Oh, and no matter how much you want it to, the core won't melt with a hot knife. I'm sure it'll melt at some point, but not using this method. This doesn't mean that you can be reckless with your melts, though!!!

Step 14

Have your lovely assistant remove the tape from the cord end.
Then have them run inside and grab the pliers.
While the hex is pictured here, I'm using the technique I use for the long cord. Your goal here is to seal the end as well as shape it into a small cone so that it easily slides into the next hex.
I've found that a cooler knife works best for this as it allows you some control . It takes a bit longer as you have to put the knife in the fire a couple of times during this step.
Work the knife from the cord out to the tip or wipe the cord along the blade so that it gets pointy as you go around(follow the direction of the arrows in the pictures.) You could also try twisting the cord. Due to the cooler temp of the knife, you have to move slower than you think here, but always keep the cord moving. You may want to use the pliers to hold the cord so you can get more control and avoid a nasty burn.
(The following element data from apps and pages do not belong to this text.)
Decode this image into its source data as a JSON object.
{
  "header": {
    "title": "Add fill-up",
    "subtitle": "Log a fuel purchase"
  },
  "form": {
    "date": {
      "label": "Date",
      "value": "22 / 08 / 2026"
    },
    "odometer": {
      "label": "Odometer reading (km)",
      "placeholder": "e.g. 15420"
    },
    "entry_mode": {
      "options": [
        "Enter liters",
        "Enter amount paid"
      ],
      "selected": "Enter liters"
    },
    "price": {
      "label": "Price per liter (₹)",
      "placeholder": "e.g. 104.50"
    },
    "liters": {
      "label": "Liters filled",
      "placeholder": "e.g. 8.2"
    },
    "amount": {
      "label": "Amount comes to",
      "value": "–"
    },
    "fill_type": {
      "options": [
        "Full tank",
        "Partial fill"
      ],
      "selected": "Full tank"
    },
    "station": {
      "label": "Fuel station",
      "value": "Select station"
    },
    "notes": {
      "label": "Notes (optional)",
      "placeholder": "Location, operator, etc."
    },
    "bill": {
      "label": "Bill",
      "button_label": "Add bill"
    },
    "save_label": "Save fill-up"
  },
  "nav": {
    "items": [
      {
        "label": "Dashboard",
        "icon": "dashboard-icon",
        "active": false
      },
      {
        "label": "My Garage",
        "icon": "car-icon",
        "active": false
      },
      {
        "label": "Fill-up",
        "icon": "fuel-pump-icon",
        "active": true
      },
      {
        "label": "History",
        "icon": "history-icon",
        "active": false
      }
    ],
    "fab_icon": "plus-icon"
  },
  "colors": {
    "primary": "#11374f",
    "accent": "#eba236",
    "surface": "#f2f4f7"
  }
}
Step 15

This is what the ends should look like after they are melted.

Step 16

Pull the knot back into the hex and tuck the tails inside as well. Give it one more good yank while you stand on it for good measure.
Congrats, you just finished the first one!

Step 17

As the hexes get smaller you may need to use the pliers to help pull the cord through the inside.
Start the smaller hexes by going up through a bottom hole, out the top, back down the other top and out the bottom again.

Step 18

Pull a bunch of cord through and choose where you want your knot. I like to put them down near the bottom as this keeps the stiff knot section away from the hex while at the same time keeping the loop open for a biner.
Start your knot with the cord you just pulled through the hex. Adjust the loop size to your liking. Finish by tying the second half of the knot then go back to step 5 and go through the snugging/cutting/melting again.

Step 19

In no time at all, you'll have a happy set of custom hexes. Make sure to check that all knots have been snugged up tight and still have enough tail!!!